Problem details –
State the number of lines with "임상정보" in the listing, leaving out everything else.

Data to process –
········

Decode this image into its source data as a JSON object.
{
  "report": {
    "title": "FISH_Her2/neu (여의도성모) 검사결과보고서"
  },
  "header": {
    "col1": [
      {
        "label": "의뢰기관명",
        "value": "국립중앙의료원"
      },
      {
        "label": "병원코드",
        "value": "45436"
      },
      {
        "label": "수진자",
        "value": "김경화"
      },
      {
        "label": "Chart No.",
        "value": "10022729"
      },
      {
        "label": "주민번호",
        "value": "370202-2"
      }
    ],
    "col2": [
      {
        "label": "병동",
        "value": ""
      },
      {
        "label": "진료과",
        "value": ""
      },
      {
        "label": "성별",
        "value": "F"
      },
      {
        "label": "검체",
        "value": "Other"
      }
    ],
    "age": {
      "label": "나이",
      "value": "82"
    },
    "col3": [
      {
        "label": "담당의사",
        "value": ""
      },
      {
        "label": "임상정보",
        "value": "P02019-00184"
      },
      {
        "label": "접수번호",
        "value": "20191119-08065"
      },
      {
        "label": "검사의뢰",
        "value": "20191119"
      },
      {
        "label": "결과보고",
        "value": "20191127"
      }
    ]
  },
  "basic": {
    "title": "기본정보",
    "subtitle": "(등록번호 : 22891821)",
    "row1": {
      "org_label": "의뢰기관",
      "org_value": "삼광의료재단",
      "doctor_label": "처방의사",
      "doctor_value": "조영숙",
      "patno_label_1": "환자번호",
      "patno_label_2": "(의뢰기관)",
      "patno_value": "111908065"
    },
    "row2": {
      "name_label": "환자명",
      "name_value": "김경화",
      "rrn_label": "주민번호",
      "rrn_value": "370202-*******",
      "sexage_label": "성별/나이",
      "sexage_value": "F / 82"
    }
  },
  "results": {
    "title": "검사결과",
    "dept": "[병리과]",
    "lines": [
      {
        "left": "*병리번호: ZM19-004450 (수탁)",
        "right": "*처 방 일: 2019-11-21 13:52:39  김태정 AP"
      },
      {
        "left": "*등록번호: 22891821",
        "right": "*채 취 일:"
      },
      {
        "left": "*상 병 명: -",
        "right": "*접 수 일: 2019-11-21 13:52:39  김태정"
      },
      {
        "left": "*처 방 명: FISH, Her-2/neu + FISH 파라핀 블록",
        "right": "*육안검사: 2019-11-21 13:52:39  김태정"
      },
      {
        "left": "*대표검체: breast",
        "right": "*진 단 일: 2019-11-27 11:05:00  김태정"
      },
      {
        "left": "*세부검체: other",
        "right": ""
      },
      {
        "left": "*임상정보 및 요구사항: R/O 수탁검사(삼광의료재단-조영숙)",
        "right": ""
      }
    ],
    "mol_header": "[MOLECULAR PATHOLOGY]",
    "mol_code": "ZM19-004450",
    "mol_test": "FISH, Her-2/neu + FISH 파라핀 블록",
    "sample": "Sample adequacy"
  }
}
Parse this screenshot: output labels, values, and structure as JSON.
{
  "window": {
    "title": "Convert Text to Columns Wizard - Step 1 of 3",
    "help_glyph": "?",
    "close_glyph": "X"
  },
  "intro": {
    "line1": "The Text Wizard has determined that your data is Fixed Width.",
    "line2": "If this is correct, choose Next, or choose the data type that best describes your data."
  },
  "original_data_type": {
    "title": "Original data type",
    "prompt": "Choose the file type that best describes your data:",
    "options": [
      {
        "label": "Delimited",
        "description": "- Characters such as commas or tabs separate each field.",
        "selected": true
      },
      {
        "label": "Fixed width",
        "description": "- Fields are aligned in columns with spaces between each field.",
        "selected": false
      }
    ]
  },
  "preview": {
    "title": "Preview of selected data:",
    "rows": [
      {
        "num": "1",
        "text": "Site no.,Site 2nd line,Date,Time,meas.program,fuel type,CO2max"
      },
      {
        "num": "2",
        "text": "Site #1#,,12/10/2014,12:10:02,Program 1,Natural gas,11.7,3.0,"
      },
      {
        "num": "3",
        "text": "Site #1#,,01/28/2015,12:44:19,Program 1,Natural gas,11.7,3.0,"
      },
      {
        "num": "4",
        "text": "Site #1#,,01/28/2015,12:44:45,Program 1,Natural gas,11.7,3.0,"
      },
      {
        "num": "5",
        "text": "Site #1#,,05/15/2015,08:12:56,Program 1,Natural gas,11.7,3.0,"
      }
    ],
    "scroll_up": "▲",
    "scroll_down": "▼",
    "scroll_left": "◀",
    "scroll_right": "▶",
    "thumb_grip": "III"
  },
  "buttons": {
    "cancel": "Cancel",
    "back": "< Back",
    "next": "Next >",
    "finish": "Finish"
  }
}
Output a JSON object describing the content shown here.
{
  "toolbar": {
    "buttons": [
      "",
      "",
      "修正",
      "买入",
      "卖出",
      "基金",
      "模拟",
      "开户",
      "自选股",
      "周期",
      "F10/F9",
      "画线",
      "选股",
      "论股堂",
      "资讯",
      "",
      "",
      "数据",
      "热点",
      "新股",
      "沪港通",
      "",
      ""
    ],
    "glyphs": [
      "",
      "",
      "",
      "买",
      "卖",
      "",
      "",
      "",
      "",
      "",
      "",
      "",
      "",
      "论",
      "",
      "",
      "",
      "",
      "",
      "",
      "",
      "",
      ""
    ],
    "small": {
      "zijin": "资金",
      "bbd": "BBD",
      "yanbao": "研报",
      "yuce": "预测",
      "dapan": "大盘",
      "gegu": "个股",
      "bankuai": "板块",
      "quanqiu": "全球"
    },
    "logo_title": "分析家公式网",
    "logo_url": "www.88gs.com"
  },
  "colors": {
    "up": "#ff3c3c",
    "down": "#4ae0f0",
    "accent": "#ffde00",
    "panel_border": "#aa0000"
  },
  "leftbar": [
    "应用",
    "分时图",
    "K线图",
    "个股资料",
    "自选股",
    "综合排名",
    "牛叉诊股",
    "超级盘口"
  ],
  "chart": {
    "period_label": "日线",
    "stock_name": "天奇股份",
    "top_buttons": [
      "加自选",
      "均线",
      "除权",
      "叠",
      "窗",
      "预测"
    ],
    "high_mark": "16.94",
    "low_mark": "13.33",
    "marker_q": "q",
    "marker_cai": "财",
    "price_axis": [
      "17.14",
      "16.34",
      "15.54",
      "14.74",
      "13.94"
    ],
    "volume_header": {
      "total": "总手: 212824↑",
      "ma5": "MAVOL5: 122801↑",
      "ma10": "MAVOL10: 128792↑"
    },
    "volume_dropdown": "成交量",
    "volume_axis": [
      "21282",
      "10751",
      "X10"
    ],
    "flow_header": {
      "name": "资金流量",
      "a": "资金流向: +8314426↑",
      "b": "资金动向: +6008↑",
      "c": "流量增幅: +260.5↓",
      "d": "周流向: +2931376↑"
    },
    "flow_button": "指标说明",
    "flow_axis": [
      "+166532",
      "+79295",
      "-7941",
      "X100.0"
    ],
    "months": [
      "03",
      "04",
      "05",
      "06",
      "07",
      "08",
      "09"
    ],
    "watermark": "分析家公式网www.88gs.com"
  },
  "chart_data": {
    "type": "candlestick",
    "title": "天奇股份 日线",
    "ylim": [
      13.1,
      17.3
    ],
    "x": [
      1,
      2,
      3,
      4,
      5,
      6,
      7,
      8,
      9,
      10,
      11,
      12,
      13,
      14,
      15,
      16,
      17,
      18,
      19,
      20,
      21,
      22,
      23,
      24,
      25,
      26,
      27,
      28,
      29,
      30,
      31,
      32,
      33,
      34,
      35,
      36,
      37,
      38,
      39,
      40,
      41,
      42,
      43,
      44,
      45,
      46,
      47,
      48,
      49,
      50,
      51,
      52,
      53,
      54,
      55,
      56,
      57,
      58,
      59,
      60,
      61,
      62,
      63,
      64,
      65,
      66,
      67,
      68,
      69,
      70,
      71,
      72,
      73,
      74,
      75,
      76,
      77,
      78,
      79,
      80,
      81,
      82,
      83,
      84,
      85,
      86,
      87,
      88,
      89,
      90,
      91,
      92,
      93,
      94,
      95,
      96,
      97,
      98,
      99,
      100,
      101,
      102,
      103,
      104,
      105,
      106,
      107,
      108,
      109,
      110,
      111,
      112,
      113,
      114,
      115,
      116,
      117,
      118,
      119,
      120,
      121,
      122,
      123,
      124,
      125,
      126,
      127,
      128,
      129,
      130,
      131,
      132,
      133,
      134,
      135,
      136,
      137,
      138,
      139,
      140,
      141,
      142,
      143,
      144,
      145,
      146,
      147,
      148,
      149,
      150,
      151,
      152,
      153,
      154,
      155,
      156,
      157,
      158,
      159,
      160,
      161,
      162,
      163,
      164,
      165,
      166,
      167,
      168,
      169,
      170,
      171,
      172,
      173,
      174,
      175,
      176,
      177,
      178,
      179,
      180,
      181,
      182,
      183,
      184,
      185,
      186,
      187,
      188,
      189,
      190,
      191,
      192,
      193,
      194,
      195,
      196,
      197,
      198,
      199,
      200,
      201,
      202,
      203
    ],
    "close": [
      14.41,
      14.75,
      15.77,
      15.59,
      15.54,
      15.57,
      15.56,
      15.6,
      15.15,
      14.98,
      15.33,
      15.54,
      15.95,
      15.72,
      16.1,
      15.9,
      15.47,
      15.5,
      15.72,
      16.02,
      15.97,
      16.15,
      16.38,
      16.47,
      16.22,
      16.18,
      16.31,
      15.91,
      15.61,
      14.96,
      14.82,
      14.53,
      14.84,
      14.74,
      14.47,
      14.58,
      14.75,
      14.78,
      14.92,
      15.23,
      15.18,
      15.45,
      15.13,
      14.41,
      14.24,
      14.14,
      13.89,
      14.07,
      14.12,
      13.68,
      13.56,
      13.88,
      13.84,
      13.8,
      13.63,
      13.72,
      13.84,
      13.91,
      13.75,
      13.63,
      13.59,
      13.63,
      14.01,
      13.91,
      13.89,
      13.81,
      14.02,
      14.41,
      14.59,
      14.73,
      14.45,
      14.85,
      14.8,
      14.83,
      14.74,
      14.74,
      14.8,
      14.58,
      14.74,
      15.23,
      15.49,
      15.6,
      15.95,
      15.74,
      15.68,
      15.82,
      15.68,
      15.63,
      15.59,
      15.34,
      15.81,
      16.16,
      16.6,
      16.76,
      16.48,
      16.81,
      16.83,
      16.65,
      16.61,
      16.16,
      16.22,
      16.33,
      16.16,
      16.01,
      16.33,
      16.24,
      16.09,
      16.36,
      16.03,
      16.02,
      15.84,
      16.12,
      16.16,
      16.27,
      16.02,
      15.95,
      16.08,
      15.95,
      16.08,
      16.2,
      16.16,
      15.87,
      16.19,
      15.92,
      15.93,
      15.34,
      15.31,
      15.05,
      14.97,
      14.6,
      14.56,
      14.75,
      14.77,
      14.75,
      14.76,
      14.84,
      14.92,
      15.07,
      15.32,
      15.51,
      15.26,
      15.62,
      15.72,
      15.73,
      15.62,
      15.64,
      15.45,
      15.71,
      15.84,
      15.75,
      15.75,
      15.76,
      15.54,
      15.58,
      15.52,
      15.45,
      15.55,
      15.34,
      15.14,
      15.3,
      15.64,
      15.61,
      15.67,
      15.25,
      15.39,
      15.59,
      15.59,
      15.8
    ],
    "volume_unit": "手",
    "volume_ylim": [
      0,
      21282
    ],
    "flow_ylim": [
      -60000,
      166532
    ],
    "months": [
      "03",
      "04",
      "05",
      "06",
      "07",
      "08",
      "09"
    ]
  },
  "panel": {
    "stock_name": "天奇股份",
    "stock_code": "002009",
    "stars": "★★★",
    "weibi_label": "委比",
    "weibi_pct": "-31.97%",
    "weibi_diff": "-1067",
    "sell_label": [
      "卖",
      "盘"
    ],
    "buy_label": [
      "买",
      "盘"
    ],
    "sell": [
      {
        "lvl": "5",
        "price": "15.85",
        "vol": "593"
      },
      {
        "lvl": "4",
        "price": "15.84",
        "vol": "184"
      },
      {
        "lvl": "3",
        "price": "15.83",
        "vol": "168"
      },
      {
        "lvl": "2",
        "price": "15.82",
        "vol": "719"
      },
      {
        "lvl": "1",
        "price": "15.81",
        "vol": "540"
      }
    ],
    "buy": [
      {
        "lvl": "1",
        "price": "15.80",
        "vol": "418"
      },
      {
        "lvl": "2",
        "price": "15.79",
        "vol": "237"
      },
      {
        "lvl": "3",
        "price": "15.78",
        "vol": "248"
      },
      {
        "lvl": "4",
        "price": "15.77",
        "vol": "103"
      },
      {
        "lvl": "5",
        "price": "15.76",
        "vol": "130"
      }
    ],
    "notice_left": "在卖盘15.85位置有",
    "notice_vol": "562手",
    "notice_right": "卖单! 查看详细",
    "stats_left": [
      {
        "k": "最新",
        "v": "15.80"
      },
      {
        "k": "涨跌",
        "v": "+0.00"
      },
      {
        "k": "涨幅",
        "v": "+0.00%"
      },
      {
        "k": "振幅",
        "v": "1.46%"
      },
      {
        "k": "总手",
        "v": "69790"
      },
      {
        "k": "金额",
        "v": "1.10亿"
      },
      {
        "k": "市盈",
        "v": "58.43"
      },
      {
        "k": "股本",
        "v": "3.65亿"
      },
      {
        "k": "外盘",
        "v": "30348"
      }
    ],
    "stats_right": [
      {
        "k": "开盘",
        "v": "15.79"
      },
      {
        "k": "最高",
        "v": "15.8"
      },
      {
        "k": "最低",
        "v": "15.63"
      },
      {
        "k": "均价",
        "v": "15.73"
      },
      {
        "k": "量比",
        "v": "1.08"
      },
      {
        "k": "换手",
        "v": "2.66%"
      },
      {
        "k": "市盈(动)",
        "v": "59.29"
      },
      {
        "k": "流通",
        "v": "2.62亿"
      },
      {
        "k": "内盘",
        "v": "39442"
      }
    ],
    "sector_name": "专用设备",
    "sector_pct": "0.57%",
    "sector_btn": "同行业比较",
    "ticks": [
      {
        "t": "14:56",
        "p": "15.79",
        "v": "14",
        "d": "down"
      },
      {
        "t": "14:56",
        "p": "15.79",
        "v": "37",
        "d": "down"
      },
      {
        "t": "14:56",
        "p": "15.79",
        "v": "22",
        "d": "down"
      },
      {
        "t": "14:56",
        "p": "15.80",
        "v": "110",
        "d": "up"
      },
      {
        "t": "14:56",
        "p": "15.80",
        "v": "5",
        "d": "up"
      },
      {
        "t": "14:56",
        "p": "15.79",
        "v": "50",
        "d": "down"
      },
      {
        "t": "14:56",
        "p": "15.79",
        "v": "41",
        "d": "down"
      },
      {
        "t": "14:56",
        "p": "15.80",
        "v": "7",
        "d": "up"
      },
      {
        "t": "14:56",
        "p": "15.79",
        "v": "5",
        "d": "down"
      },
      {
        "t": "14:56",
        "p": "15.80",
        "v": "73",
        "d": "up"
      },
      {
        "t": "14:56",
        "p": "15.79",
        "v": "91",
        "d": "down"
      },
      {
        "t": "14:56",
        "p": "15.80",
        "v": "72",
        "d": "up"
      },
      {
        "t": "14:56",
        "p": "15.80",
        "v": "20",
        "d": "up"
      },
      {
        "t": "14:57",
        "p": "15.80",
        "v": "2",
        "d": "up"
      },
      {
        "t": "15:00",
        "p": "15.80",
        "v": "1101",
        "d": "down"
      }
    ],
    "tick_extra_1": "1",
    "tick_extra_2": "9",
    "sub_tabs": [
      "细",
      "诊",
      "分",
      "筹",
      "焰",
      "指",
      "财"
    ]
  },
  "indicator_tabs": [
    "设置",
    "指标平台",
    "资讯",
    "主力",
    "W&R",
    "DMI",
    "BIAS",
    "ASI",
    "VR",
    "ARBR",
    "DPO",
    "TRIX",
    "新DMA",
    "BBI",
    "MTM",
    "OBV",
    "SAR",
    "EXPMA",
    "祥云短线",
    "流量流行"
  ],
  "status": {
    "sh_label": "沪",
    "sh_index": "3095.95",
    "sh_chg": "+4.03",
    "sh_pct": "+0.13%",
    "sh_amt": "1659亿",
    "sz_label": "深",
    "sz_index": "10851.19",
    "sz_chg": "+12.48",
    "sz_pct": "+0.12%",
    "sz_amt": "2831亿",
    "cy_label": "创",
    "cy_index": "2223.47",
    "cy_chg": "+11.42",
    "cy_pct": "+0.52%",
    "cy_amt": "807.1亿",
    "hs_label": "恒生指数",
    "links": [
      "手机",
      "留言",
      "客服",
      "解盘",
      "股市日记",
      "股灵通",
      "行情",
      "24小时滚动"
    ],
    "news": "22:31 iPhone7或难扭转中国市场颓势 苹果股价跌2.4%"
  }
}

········

Solution to the exercise –
2